#### [Extracted entries]
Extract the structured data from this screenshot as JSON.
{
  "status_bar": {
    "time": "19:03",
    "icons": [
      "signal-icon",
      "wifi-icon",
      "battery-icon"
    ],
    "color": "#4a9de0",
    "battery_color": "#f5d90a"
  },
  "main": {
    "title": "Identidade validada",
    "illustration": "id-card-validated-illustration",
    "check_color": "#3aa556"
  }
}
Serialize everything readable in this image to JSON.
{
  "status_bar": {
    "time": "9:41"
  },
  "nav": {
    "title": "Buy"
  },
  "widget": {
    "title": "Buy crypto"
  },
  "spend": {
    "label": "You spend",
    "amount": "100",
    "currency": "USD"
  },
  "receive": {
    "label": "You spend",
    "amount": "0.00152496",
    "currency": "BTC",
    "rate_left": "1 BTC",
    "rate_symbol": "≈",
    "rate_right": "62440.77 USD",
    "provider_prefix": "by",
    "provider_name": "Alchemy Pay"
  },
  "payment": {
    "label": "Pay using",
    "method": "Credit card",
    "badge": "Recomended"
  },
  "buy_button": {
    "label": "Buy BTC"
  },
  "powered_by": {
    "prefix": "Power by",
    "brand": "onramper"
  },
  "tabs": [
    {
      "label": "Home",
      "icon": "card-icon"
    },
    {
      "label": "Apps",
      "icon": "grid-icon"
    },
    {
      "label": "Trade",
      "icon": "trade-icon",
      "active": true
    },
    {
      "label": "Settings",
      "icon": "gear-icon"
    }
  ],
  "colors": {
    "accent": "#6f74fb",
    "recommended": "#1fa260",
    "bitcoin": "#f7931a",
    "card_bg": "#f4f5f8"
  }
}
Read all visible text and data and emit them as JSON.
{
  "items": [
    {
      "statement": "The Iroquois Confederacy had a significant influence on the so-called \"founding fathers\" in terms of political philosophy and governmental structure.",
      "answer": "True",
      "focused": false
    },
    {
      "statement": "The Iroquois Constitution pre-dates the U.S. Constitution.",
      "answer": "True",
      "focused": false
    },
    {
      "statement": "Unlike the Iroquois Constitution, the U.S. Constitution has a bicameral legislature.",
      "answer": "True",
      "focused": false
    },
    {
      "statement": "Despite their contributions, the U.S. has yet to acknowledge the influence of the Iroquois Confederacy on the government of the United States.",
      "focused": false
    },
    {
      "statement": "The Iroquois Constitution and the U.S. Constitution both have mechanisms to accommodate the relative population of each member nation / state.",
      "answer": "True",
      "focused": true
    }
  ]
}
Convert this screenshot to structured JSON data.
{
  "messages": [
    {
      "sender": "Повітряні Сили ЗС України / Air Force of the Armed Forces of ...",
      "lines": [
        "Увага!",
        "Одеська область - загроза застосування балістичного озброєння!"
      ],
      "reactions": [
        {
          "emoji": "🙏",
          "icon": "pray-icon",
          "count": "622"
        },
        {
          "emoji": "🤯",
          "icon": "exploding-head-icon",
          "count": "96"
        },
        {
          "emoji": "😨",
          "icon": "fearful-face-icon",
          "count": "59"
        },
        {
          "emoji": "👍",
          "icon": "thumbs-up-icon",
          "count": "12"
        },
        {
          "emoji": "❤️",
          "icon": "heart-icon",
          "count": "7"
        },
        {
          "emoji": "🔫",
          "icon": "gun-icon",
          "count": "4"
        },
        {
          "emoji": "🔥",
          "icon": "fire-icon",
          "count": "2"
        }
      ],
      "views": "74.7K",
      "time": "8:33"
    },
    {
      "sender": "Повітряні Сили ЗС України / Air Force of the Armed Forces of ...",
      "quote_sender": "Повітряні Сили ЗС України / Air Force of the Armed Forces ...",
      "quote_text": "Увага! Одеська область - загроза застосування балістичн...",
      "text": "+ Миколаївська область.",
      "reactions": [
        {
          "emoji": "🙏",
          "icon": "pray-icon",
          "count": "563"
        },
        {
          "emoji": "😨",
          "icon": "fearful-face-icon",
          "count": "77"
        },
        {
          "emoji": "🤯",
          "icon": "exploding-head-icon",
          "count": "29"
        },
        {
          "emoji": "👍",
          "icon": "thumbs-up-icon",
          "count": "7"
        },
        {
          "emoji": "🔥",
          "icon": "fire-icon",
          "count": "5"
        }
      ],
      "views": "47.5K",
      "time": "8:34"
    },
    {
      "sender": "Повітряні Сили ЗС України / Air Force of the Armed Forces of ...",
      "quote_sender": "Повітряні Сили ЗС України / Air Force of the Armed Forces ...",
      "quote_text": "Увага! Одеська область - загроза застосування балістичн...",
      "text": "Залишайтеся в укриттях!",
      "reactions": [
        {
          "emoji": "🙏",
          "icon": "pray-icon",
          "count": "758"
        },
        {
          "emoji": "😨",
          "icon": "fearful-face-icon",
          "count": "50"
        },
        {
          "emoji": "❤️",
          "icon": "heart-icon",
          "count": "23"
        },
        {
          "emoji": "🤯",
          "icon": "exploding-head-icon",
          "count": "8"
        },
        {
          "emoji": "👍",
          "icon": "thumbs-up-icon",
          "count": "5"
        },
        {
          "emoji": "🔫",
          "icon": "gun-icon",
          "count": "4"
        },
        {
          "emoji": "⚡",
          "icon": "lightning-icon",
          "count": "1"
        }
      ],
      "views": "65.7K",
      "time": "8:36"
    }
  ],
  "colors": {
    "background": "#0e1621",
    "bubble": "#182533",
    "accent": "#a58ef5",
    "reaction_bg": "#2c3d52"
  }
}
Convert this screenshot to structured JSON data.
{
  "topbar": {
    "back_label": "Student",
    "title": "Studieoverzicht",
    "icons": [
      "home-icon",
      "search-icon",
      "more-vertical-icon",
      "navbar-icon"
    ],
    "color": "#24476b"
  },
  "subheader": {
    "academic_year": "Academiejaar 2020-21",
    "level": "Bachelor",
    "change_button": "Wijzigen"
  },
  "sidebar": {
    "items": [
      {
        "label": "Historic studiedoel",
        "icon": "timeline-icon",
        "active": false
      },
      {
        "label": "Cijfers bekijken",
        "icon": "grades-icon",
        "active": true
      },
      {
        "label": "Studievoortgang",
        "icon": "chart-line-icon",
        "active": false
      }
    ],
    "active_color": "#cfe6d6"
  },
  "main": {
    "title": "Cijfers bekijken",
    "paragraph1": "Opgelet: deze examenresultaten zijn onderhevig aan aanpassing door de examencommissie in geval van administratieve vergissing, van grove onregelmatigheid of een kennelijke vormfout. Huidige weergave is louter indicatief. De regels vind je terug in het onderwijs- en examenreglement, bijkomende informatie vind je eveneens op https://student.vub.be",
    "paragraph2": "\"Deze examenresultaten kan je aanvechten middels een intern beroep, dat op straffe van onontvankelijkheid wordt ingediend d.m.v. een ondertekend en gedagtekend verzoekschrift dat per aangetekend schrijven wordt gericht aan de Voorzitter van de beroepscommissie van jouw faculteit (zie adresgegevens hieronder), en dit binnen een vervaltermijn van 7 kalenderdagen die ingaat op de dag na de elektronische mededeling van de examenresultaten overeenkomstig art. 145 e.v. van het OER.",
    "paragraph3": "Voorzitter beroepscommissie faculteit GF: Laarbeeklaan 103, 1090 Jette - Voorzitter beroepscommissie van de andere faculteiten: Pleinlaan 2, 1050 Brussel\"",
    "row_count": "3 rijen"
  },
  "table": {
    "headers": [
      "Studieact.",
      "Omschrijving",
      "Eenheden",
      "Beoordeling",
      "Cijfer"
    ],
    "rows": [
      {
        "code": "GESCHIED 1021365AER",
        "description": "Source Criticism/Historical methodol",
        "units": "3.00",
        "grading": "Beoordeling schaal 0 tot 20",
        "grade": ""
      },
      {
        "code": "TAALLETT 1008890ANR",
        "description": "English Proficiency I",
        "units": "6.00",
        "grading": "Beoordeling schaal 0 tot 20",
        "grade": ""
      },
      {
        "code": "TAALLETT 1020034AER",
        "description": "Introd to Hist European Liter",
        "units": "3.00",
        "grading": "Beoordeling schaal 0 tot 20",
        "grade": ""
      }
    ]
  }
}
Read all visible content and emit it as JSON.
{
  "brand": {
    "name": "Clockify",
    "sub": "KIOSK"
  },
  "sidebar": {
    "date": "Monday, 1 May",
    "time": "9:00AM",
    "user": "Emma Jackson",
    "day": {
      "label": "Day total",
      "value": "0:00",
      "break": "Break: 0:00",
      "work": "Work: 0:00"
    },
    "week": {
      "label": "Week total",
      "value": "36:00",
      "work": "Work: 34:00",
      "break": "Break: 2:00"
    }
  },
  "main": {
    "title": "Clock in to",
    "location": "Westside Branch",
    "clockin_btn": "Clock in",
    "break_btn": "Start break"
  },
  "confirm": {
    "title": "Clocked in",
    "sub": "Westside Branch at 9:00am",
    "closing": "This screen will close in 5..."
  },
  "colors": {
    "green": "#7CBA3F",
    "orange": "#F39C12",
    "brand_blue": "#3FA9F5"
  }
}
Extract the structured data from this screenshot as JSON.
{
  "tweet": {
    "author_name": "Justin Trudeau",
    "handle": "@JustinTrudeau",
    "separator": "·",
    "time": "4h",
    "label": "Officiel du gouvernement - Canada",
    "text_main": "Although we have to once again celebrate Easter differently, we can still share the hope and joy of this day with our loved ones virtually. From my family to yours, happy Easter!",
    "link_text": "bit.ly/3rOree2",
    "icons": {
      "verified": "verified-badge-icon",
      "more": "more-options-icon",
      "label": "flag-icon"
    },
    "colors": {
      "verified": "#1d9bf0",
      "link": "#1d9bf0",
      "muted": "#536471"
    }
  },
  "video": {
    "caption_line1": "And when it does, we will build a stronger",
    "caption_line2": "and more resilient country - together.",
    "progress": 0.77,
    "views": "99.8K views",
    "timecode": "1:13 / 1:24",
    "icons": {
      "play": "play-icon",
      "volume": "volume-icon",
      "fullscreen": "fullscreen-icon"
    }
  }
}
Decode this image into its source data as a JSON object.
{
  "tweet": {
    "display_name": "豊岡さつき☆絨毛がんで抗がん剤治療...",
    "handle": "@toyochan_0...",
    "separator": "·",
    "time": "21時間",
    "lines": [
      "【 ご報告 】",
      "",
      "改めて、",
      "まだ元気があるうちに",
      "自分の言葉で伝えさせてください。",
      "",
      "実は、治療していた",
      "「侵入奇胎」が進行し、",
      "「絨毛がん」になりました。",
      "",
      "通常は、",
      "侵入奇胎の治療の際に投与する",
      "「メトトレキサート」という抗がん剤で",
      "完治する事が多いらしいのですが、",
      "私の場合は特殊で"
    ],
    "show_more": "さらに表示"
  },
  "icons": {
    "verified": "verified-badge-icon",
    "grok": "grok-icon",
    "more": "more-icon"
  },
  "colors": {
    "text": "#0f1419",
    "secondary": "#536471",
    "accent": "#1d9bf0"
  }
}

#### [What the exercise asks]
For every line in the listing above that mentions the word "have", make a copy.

#### [Response for this exercise]
      "statement": "The Iroquois Constitution and the U.S. Constitution both have mechanisms to accommodate the relative population of each member nation / state.",
    "text_main": "Although we have to once again celebrate Easter differently, we can still share the hope and joy of this day with our loved ones virtually. From my family to yours, happy Easter!",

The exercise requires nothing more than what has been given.